Less Risk of Roaming: An intact male will become a Houdini in order to find a mate. He will do just about anything to get to her, including digging his way under the fence and finding ways to escape from the house. And once he is free to roam, he risks injury from traffic and fights with other males.
Highly Cost-Effective: The cost of your pet’s surgery is a lot less than the cost of having and caring for a litter. It also beats the cost of treatment when your unneutered tom escapes and gets into fights with the neighborhood stray….. Or the cost of the unsuspected cesarean section…..or the cost of…well, you get the idea.
Good For the Community: Stray animals pose a real problems in many parts of the country. They can prey on wildlife, cause car accidents, damage local fauna, and scare children. Spaying and neutering packs a powerful punch in reducing the number of stray animals on the streets.

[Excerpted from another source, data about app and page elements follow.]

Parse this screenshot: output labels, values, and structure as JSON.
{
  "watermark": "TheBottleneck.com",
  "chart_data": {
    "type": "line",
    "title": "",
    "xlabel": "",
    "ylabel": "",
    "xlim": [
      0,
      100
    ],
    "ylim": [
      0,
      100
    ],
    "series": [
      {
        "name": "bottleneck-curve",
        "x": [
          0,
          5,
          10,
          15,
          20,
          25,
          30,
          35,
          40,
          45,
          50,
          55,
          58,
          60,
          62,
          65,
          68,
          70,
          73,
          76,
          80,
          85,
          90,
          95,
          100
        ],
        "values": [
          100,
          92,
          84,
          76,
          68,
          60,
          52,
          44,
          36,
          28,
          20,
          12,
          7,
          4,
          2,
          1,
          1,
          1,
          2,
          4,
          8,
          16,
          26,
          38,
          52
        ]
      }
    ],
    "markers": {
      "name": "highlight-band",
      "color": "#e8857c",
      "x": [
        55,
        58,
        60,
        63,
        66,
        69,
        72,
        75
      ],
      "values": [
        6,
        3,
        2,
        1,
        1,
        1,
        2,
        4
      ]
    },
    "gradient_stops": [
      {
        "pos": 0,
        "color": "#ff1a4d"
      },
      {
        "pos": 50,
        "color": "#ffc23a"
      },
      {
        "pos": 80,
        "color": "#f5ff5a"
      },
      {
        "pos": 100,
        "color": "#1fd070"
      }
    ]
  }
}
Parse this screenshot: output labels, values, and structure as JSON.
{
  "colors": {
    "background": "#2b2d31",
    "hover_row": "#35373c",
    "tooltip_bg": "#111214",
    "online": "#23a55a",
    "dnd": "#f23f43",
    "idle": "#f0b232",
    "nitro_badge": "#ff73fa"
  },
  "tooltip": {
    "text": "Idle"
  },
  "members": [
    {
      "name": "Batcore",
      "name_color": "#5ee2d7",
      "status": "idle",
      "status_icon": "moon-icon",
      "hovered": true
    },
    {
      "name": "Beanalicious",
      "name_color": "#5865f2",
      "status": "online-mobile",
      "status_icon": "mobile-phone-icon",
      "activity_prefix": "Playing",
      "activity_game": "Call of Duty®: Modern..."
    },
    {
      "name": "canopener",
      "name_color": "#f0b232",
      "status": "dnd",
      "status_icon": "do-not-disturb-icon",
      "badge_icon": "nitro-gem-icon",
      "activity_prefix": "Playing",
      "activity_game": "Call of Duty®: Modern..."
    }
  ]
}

The Miracle of Responsibility: How many times have you heard someone say they don’t want to get their pet spayed/neutered because they want their children to experience the miracle of birth? Anyone who as seen an animal euthanized in a shelter for a lack of homes knows the truth about this dangerous myth. Letting your pet produce offspring you have no intention of keeping teaches your children irresponsibility. There are countless books and videos available to teach your children about birth in a more responsible way.